These days, logistics and supply chain management is the key to success for every global business. As recent headlines have proven though, it can also be an Achilles heel as well. That’s one of the reasons that SAP has introduced an entire product line to assist their ERP customers with managing their complex supply chains.
That kind of tight integration into ERP systems has brought the power of big data and analytics to bear on supply chain management, which is enabling new levels of efficiency across the globe. Supply chain management does pose some challenges to analytical modeling, though. That’s because there are far more elements that must be included in forecasting models that are outside the realm of control of the business than is typically the case in other big data applications.
The Elements of Chance
There are some elements of supply chain management that lend themselves well to statistical modeling. Things like material availability, usage patterns, and historical lead times are all easy to use as data points for predictive analysis. What isn’t so easy, however, are things like unexpected traffic delays in shipping and disruptive accidents all along the chain. Of all unpredictable factors though, nothing has more power to create wide-scale supply chain disruption than weather.
Weather is such a large component of supply chain risk management that it is consistently ranked in the top ten of issues identified by logistics managers. The risk is so great, that billions of dollars are spent each year on contingency plans designed to deal with unexpected weather events. It’s an inefficiency that has long been accepted as a cost of doing business that can’t be avoided. That may not be the case for much longer, though.
Existing Technology Meets the Cutting Edge
To date, there have already been several attempts to integrate weather data into ERP supply chain management systems. So far, this has involved real-time weather reports and has not included predictive models. For ERP software to acquire the right data to utilize for predictive weather analytics, it needs something to act as a bridge to some old-school technology, like radar.
When most people think of radar, they likely think of the simple displays they encounter when watching the local news, but the technology is far more advanced today than many realize. In fact, even today’s best radar detectors are a higher order of technology than some of the weather radar systems of a few years ago. The newest weather radar systems are incredibly sensitive, and when combined with the latest in satellite weather analysis, they offer a reliable data source for ERP data analysis.
GIS and ERP Bridge the Divide
The feat of bringing predictive weather analysis into the ERP market could be a game changer for global supply chains. That’s why the recently announced partnership between SAP and Esri has the potential to fundamentally alter how businesses deal with the weather as a factor in their supply chains. Esri’s flagship ArcGIS geographic information system has already been put to use by partner Weather Decision Technologies (WDT) to create an advanced, cloud-based, weather analysis system. Esri’s new partnership with SAP might soon provide a native integration of WDT’s platform into SAP’s supply chain management systems.
The Future of Logistics

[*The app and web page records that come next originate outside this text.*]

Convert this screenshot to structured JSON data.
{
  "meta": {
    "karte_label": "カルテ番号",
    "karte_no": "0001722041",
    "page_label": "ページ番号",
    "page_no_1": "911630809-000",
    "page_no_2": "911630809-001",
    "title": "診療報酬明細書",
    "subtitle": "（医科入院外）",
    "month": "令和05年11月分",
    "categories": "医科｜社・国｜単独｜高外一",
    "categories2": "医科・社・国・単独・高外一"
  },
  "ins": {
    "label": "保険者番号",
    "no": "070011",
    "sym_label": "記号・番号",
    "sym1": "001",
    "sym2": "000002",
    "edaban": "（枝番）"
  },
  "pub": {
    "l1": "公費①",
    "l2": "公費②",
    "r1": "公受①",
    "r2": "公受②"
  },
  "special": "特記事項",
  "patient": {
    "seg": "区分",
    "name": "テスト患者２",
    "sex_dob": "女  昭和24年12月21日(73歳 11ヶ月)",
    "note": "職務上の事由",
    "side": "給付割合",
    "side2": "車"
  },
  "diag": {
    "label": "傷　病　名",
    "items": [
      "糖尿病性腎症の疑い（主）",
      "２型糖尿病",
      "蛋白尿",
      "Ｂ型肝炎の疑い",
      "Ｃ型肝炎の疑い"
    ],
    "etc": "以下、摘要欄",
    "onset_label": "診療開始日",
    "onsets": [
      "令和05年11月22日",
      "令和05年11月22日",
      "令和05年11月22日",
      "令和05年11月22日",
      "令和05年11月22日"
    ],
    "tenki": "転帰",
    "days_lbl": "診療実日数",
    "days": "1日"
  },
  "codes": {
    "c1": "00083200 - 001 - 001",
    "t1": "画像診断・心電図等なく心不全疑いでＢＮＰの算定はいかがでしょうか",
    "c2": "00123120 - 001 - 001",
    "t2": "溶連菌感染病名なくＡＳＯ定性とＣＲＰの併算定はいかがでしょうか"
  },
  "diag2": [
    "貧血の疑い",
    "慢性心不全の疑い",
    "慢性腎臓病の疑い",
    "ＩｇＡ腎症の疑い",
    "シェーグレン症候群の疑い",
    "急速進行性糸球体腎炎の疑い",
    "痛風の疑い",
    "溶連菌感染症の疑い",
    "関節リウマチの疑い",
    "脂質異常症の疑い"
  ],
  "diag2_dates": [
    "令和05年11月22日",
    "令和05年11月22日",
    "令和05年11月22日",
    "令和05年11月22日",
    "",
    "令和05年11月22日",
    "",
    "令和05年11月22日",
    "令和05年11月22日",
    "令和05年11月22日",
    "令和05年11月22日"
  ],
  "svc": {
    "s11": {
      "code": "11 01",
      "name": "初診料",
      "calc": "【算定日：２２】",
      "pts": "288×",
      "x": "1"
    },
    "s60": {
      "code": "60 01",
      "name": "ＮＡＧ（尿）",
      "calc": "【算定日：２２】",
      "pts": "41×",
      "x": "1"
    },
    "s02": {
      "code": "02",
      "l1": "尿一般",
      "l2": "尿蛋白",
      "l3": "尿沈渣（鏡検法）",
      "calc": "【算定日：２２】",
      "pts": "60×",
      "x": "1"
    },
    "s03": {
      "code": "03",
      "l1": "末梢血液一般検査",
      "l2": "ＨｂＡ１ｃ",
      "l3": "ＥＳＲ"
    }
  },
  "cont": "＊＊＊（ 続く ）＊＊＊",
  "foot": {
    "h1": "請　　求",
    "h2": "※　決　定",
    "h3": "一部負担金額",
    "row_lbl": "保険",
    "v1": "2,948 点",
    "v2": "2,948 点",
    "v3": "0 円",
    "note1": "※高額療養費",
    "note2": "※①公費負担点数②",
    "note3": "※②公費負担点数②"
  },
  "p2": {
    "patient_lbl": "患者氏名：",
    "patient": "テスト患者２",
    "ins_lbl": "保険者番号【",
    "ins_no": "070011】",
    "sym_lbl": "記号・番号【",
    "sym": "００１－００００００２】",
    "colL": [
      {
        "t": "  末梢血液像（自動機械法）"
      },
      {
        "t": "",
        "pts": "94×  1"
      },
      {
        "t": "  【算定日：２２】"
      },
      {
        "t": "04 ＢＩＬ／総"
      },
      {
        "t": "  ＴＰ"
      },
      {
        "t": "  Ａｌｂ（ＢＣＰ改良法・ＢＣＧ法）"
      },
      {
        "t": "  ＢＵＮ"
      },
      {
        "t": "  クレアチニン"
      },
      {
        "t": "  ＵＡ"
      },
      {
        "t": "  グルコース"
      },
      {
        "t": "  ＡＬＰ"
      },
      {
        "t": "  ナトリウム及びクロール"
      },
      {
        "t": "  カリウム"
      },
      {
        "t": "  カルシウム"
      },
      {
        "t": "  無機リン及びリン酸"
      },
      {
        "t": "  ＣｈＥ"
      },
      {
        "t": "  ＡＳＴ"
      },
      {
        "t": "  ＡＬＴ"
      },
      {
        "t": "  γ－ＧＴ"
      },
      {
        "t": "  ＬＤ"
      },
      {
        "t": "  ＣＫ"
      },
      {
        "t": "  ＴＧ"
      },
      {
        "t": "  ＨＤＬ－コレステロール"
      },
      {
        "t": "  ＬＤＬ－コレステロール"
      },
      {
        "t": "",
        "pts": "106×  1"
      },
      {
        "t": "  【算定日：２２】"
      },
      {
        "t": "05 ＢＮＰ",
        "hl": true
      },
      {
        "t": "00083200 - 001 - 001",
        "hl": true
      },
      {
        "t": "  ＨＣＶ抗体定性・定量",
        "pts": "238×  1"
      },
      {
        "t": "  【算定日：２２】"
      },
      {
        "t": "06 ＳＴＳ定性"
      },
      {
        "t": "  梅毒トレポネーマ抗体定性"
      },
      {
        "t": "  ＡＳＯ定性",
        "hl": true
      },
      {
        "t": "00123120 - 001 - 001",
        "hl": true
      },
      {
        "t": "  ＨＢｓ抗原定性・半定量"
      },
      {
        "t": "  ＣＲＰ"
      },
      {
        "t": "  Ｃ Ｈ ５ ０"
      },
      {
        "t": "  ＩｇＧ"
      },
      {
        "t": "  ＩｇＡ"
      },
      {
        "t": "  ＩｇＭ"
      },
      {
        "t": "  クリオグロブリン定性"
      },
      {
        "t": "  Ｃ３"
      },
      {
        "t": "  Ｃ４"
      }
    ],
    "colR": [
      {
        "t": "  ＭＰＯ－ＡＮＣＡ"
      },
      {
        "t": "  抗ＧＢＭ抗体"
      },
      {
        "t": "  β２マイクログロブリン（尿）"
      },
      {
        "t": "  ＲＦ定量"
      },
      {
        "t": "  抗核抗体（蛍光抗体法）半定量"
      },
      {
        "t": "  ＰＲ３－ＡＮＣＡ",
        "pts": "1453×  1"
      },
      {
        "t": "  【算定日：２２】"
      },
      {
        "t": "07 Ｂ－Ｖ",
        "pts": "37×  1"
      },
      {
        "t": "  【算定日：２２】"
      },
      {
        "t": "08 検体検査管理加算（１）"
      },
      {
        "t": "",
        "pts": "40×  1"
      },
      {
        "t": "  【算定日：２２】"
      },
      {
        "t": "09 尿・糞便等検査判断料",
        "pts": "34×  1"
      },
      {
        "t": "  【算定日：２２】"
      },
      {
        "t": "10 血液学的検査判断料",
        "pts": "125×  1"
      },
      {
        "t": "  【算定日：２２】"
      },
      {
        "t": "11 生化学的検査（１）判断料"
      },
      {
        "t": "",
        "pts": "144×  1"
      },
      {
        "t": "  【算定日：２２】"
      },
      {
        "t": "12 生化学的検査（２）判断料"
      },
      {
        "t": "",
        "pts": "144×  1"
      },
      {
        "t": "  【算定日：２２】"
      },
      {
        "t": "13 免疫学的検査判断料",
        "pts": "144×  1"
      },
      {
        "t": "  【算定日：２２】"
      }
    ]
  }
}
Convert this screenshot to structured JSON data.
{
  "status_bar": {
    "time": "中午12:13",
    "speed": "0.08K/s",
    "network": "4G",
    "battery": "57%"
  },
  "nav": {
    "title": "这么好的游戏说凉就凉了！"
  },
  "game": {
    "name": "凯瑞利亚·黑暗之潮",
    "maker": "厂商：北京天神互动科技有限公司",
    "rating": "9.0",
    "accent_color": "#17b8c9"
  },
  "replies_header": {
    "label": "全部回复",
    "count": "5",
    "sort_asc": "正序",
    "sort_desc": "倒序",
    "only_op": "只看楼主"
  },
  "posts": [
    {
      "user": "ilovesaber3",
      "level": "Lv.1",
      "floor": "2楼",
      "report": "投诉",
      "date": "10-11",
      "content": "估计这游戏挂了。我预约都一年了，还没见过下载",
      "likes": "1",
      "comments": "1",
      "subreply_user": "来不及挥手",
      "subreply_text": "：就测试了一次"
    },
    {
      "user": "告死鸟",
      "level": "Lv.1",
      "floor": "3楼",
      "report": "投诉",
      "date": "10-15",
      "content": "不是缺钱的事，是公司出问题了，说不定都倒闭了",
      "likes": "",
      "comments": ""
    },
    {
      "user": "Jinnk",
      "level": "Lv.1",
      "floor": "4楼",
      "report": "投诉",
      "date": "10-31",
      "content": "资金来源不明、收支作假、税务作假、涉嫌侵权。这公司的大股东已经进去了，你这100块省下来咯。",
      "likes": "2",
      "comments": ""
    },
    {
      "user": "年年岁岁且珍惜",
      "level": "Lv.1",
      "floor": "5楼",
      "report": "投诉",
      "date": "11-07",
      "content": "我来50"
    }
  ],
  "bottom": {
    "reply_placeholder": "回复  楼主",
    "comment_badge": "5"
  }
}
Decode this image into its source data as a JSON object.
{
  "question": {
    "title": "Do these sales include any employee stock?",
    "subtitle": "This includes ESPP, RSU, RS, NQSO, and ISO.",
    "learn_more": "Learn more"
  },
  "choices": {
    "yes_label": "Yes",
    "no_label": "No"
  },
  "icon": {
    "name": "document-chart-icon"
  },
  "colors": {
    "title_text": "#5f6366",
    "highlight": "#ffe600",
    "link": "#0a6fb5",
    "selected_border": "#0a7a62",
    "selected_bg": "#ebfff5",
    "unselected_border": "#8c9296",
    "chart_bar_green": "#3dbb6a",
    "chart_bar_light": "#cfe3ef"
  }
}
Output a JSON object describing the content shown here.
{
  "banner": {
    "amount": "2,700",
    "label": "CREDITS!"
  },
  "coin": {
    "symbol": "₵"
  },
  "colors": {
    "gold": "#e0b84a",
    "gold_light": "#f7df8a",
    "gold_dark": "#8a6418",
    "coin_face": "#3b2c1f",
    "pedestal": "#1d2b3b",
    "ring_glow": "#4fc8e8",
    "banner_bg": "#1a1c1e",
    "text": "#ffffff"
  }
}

If the convergence of SAP software and Esri’s partner network bears fruit, it could lead to billions of dollars in savings through enhanced supply chain efficiency. In the modern global economy, that could be a critical advantage that no company can afford to miss out on. Gaining a measure of certainty about one of every supply chain’s most unpredictable elements would go quite a long way towards continuing downward pressure on costs in an era of increasing demand and flat economic growth. That kind of analytical insight may well become the big data-driven crystal ball that changes logistics forever.
This is a featured post by site supporter Andre Smith
Photo: Getty Images